AAG Recognizes Prof. Kwan for Creativity in Geography

Posted on 05/21/2018 | Matt Cohn
Mei-Po Kwan, a professor of geography and geographic information science, has received the American Association of Geographers (AAG)’s Stanley Brunn Award for Creativity in Geography. This award honors individuals who establish new methods and vocabulary for geographic research, and cultivate a deeper understanding of human/environment relations at local or global scales.

Kwan bridges the gap between top-down geographic research and the unique behaviors and needs of individuals, especially those in underserved and disadvantaged urban communities. Among her many innovations, she has pioneered the use of geo-narratives – a qualitative method that equips research volunteers with journals and small GPS devices. Their handwritten notes are then combined with their time-based geographic coordinates, to reveal how and why they navigate their everyday environment.

Kwan’s research has found that peoples’ daily routes reflect their economic and social constraints, and often point to larger-scale issues and inequalities in urban development. For instance, a research volunteer may not have the time to access fresh produce outlets or a doctor’s office, even when these places are located near their home or workplace. Such goods and services may exist in their neighborhood, but can still be difficult to access.
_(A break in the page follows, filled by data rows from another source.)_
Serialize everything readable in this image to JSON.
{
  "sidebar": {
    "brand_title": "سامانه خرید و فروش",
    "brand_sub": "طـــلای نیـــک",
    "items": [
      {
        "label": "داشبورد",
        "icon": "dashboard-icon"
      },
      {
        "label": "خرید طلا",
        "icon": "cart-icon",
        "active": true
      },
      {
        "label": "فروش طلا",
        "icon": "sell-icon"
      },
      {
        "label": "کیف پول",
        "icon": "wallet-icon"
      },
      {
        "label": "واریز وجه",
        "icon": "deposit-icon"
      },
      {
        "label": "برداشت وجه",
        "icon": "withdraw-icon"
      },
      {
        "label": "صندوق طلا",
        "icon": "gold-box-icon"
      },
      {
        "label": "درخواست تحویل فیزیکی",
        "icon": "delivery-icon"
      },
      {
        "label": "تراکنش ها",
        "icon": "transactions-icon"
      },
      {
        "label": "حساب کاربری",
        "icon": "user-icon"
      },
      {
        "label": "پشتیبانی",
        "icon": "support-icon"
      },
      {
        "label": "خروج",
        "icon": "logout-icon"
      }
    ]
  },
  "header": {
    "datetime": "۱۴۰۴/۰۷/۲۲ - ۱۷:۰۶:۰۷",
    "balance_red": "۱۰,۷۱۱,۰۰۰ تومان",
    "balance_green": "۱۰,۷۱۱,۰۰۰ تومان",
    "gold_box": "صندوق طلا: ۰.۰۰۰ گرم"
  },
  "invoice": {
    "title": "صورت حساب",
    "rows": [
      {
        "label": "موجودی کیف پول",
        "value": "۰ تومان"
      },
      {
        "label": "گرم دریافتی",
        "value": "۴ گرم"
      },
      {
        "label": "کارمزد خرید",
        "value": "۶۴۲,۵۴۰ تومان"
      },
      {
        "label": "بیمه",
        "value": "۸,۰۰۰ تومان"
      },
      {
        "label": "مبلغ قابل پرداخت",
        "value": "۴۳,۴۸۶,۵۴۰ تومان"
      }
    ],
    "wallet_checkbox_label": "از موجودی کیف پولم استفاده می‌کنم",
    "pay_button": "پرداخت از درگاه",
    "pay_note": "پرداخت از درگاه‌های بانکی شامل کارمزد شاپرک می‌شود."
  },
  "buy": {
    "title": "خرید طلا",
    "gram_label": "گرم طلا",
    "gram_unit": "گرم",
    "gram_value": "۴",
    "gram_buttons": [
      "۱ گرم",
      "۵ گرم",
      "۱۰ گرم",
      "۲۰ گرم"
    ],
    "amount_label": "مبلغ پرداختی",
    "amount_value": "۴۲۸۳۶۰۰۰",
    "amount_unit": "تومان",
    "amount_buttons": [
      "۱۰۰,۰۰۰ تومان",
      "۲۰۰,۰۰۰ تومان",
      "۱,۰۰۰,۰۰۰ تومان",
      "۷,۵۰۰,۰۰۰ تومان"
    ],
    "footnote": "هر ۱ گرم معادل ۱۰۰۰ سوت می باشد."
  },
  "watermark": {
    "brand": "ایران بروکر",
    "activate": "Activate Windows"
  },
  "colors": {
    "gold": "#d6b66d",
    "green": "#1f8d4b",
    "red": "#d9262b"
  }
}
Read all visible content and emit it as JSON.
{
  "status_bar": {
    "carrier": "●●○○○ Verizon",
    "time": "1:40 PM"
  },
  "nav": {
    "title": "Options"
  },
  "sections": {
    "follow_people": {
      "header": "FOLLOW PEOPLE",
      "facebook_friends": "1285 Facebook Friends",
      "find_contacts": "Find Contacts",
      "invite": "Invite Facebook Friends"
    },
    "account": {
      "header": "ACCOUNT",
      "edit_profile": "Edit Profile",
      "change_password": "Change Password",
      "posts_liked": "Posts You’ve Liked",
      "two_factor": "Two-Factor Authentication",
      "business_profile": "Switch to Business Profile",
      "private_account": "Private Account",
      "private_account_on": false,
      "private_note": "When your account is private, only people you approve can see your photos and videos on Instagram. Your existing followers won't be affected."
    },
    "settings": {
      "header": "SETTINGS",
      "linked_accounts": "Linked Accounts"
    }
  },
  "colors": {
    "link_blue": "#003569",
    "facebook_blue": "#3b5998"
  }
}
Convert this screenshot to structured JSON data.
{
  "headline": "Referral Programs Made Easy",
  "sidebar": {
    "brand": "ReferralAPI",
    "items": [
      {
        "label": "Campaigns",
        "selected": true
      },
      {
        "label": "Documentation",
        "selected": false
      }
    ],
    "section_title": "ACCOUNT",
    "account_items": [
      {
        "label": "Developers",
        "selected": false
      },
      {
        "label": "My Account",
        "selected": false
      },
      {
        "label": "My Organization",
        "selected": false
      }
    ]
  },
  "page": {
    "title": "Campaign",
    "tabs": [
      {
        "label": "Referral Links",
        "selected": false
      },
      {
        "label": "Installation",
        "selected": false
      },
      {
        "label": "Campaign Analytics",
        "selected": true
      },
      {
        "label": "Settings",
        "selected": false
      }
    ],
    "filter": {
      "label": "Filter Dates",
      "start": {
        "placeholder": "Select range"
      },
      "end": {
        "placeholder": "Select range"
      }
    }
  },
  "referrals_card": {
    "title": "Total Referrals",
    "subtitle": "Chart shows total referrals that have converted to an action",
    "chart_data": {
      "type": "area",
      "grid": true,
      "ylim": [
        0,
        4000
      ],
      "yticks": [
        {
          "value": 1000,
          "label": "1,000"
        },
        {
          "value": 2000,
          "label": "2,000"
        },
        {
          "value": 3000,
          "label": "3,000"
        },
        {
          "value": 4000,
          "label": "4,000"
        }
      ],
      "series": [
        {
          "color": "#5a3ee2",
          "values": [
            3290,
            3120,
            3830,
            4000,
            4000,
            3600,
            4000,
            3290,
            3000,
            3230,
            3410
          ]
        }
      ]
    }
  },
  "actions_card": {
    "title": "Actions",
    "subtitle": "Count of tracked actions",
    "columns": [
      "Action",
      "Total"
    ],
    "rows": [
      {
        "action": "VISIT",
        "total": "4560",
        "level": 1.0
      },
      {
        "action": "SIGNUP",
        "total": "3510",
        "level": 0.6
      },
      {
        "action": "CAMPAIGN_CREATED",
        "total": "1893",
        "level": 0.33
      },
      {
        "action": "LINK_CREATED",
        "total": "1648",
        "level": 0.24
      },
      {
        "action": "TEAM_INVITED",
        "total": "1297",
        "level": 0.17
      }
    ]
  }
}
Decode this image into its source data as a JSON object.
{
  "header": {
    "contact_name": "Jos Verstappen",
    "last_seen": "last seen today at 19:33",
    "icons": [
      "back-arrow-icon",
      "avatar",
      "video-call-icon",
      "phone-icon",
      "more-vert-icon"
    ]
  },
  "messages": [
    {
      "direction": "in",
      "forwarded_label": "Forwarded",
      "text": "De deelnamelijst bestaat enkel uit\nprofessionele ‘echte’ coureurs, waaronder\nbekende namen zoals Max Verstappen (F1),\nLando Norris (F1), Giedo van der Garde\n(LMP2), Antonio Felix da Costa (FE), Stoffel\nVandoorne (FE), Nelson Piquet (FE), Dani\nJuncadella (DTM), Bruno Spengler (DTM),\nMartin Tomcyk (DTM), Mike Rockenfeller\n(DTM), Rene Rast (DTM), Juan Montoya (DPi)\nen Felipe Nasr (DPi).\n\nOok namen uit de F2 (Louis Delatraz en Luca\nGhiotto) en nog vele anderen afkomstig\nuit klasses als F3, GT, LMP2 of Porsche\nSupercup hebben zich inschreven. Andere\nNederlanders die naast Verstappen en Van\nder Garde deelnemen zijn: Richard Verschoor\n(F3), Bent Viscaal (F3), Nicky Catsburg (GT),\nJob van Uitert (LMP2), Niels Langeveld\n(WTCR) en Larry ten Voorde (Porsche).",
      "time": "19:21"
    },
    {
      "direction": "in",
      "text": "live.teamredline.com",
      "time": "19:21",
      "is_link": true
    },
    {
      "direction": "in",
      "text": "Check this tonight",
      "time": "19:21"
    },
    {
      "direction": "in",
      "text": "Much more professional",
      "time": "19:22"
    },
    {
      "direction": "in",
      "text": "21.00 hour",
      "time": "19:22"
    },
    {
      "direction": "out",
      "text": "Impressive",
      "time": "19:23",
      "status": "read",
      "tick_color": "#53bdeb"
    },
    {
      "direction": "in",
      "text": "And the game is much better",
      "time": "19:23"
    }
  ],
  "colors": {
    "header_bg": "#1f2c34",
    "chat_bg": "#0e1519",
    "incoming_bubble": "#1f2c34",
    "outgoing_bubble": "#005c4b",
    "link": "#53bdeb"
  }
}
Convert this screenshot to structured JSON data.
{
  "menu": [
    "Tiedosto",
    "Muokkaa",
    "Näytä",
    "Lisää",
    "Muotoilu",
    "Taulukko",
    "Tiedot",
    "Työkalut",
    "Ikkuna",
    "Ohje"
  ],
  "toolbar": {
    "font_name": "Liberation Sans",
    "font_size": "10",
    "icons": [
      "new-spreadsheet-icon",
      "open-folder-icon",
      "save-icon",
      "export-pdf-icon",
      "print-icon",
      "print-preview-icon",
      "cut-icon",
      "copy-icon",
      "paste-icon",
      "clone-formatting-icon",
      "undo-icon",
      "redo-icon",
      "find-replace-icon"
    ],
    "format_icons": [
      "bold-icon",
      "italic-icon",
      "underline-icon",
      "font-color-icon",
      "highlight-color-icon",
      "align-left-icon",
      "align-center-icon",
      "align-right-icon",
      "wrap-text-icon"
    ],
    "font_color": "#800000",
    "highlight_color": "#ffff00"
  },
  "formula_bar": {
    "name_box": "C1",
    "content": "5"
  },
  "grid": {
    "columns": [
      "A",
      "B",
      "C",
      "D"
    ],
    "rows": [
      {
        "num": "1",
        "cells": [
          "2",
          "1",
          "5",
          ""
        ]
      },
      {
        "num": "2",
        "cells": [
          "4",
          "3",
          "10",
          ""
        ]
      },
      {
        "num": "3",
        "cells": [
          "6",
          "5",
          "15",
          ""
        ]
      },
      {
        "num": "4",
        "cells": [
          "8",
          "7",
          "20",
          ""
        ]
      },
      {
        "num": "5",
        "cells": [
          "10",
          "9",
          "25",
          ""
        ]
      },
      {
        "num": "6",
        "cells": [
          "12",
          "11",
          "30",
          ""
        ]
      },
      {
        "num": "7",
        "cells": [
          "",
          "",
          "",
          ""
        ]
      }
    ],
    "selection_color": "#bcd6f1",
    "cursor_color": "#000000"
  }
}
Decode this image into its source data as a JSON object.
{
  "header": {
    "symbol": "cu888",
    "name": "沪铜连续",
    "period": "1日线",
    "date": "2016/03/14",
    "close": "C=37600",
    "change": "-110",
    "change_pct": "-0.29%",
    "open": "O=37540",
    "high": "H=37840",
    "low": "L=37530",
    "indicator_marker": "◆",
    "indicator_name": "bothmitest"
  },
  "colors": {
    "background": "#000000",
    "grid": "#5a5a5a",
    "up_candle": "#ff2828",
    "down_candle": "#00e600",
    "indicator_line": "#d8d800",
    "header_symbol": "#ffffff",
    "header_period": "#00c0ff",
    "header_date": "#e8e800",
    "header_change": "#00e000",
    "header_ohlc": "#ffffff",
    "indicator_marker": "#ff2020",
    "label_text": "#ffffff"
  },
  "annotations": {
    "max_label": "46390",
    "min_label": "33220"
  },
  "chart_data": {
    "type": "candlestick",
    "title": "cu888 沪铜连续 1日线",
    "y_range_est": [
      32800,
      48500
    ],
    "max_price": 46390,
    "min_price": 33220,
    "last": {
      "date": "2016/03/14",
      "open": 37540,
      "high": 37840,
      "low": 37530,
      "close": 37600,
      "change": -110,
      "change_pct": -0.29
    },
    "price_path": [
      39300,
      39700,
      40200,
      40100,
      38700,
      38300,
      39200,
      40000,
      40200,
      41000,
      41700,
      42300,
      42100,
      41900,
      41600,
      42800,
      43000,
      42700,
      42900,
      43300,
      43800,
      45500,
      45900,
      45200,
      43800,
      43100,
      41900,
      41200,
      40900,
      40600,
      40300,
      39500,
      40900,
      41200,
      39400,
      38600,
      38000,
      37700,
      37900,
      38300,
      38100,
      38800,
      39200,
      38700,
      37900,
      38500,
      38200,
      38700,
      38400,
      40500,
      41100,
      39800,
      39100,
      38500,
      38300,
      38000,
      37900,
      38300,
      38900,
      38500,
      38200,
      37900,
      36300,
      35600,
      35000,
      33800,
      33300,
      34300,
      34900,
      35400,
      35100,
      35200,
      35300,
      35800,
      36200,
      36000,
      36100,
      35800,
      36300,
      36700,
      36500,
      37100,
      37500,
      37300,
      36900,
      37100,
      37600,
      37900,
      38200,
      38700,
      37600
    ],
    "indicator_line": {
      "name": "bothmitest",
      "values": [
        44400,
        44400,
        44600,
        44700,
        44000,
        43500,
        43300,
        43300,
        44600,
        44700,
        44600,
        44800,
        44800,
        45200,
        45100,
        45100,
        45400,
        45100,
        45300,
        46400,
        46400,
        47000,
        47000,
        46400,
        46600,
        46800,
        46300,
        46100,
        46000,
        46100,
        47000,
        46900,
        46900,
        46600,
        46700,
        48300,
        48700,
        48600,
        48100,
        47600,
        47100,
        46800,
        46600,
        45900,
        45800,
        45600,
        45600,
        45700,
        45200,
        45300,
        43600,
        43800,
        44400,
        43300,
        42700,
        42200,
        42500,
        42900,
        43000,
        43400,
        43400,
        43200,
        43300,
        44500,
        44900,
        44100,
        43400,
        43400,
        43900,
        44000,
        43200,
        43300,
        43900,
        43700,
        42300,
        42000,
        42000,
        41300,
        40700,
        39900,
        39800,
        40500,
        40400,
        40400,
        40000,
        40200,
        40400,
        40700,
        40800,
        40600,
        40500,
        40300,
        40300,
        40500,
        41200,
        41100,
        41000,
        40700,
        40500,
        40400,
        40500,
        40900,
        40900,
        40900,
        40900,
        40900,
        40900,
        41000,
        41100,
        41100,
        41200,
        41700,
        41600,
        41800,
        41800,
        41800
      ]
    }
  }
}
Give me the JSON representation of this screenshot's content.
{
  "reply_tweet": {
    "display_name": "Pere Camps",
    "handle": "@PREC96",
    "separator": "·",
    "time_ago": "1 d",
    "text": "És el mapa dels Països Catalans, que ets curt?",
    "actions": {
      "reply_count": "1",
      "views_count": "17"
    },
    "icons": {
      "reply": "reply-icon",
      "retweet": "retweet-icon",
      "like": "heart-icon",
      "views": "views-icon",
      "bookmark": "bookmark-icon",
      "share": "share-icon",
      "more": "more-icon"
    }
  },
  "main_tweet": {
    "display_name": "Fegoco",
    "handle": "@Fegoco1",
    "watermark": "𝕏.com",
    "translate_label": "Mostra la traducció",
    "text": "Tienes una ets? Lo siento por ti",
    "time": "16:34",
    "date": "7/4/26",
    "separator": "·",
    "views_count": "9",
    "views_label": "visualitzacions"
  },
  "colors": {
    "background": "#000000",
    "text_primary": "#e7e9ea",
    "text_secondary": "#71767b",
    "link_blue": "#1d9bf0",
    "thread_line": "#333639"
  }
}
“Geographic research and visualization has always been based on data, but sometimes what you cannot see or visualize is actually more important to the research question that you are asking. GPS only tracks where people go, but where they don’t go can be even more important,” says Kwan.

In 2012, Kwan presented the Uncertain Geographic Context Problem (UCGoP), which states that we should not assume a person’s physical or emotional health to be due exclusively to where they live, since each member of a given community takes a different route through the city that exposes him or her to a unique combination of social and environmental stressors. The UCGoP shows that “neighborhoods” are conjured by our collective imagination, and we must dig deeper to understand the health and wellbeing of individuals within them.

For a current research project based in Chicago’s Humboldt Park neighborhood, Kwan and graduate students, including Jue Wang and Lirong Kou, provided resident volunteers with GPS tracking devices, sound level monitors, pollutant sensors, and daily activity diaries to assess how differences in their surroundings might lead to different health outcomes.

“We are combining sensing methodology – our volunteers’ sense of the air, sense of the noise, the pollution, and also their movements; with their handwritten activity diaries, which they use to tell us what they are doing over the course of each day.”

“It’s easy to just look at their movements using GPS devices, but we also want to know how they feel about the environment, and how their feelings affect their behavior and ultimately their health. As a geographer, I am trying to link all of these factors,” says Kwan.

Kwan and her students are gathering and analyzing this data to illustrate how people’s opportunities and hardships are often shaped by the built environment. This research is changing how we think about urban planning and public health, and is also enabling the next generation of geographic researchers to be creative, and critical of existing methods.

“I would say that the data collection process is life-changing for my volunteers, and also for my graduate students. It has definitely changed their perspective. They can see problems other people face, and also that this work can eventually improve the quality of the community, and the wellbeing of its citizens.”

“We went back and presented our project results and ideas at the community organization that supports the project. In fact, we always try to link our research results to concrete ideas, like how to change housing policy in that community. One major finding is that indoor pollution is more serious than outdoor pollution, which means that housing policy for indoor remediation is important,” said Kwan.

Graduate student Lirong Kou acknowledges the profound changes she has experienced as a researcher, and as a confidant for resident volunteers.

“It is essential for field geographers to care more about our research subjects, to be more aware of their everyday lives, and to understand more about the contextualized information within the data. Now, when I create maps, I start to think more critically, and realize that it is not just about the dots and locations on the map, but they represent a collection of individuals, and their own subjectivity, feelings, and emotions.”

Mei-Po Kwan’s motivation as a geographer has always been to understand the inner workings of communities, and to build trust with individuals within them to encourage new approaches to public health and urban planning.

“If they feel you are only there to gather data, give them a few dollars to take their information and try to publish a paper, then I don’t think they will be eager. They can refuse to share their thoughts and issues, or they will make up fake information. So in every project I do, I try to start by building up trust, and people can see that my major purpose is not to expose or criticize them, but that I’m trying to help them.”

Kwan is just the sixth recipient of the AAG Stanley Brunn Award for Creativity in Geography, which is presented annually at the AAG annual meeting. Previous awardees include renowned urbanist David Harvey; and Michael Goodchild, a lifelong geography educator and researcher who coined the term “geographic information science.”